From Military Widow: A Survival Guide, Joanne M. Steen and M. Regina Asaro, p. 32
Effect of Military Culture of Grief and
Military life is a world of its own. It is a unique culture
governed by rules and regulations for everything, including
Rules and procedures which impact the family of a
deceased service member:
notification process
role of the casualty officer
military funeral
military cemeteries
investigative reports
Notification Process
“When the military comes to visit in Class A
uniforms in the middle of the afternoon, you
know your husband isn’t coming home ever
Excerpt, Military Widow: A Survival Guide, by Joanne M. Steen and M. Regina Asaro (2006),p. 36.
Role of the Casualty Officer
The casualty officer’s is the family’s primary point of contact with the military
during the days, weeks, and months after the service member’s death.
helps meet the immediate needs of the family
assists the family in making funeral, interment, and memorial arrangements
processes benefits to which the family is entitled
assist the family with FOIA (Freedom of Information Act) requests for
investigative reports
guides the family through the necessary paperwork
ensures that the service member’s body is returned to the family
Quote from a Casualty Officer
“I wasn’t sure how I would get through this difficult
situation. How would I face this family? What
would I say? But then I sat back and thought about
the situation and what needed to be done. It
wasn’t about me, but about a fellow soldier and
helping take care of a loved one who was left
behind. I had to do my best for a fallen comrade.”
From Surviving the Folded Flag, by Deborah H. Tainsh (2010), p.170.
Military Ceremonies
Military Funeral
• flag-draped coffin
• firing of three volleys of rifle fire by seven service
• playing of inspiring music, usually Taps
• American flag folded neatly in a triangle in the arms of
next of kin
Memorial Services
• In most cases, the command has a memorial service
after the funeral.
Arlington National Cemetery
“I looked out the window and I saw
them. There they were standing…
row upon row, line upon line, straight
and upright…standing tall, standing
proud, standing at attention, those
white stones of honor. As we drove
by them, my eyes were fixed upon
those white stones. And I came to
realize that each stone represented
someone --- a true person --- a true
human stating with confidence and
without reservation, “My life for the
cause of freedom,” and I was
humbled. Humbled, because now my

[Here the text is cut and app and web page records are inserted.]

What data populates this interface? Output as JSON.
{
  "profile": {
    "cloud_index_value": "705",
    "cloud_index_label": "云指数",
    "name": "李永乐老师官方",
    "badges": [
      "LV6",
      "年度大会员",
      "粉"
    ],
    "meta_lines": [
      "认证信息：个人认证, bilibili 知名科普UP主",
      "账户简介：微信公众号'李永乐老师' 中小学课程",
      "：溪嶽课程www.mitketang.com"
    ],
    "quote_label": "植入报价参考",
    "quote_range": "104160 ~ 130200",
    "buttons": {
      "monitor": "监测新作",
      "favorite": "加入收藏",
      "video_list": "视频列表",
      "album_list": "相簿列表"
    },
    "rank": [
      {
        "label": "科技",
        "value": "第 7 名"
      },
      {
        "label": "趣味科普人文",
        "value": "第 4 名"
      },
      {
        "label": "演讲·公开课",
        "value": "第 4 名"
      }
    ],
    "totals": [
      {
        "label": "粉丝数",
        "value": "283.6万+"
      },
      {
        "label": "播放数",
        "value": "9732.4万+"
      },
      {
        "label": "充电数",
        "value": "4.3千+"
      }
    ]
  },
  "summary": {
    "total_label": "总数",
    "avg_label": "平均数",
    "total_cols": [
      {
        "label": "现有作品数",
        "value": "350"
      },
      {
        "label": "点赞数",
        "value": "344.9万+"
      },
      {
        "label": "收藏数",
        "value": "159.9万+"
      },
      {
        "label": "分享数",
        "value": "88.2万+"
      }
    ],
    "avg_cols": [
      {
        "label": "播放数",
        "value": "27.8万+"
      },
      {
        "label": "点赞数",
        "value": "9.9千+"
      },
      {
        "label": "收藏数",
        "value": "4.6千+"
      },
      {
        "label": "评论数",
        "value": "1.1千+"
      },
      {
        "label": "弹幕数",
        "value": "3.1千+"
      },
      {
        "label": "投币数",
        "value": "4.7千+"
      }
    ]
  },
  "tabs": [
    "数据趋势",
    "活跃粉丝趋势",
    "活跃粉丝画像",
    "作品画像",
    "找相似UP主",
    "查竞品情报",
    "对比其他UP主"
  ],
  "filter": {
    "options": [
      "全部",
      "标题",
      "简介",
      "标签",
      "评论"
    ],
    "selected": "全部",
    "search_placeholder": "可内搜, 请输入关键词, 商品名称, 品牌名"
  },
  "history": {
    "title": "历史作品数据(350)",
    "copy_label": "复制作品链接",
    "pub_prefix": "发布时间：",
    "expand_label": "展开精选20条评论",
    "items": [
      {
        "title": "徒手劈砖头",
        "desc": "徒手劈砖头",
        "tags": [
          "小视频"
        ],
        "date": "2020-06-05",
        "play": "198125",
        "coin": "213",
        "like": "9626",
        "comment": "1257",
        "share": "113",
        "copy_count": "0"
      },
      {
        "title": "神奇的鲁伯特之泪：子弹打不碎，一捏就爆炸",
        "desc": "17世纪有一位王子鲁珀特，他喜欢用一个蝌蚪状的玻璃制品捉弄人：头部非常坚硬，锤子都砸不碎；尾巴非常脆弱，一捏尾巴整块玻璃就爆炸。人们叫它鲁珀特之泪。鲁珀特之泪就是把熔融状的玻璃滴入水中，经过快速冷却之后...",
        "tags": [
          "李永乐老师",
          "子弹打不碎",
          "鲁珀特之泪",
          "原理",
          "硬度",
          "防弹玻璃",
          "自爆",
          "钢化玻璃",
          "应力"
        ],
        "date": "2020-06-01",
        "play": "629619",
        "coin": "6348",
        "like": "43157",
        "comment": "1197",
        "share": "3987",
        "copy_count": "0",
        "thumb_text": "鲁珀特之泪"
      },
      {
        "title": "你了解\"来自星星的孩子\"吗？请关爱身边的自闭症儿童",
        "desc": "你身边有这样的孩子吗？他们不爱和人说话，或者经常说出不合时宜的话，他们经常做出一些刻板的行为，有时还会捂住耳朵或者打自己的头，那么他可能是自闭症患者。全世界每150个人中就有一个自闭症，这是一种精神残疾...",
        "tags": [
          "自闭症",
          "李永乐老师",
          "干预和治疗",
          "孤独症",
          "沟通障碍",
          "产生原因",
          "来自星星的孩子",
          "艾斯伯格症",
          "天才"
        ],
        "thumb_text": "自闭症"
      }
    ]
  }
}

son would join the ranks of those
patriots… There is a white stone
waiting for him. To mark his act of
courage, his act of valor, his act of
By Ken Ashley, surviving father of Corporal Benjamin
Ashley, TAPS Magazine, Fall, 2012, p. 13.
American Gold Star Mothers, Inc., is an
organization of mothers who have lost a
son or daughter in the service of our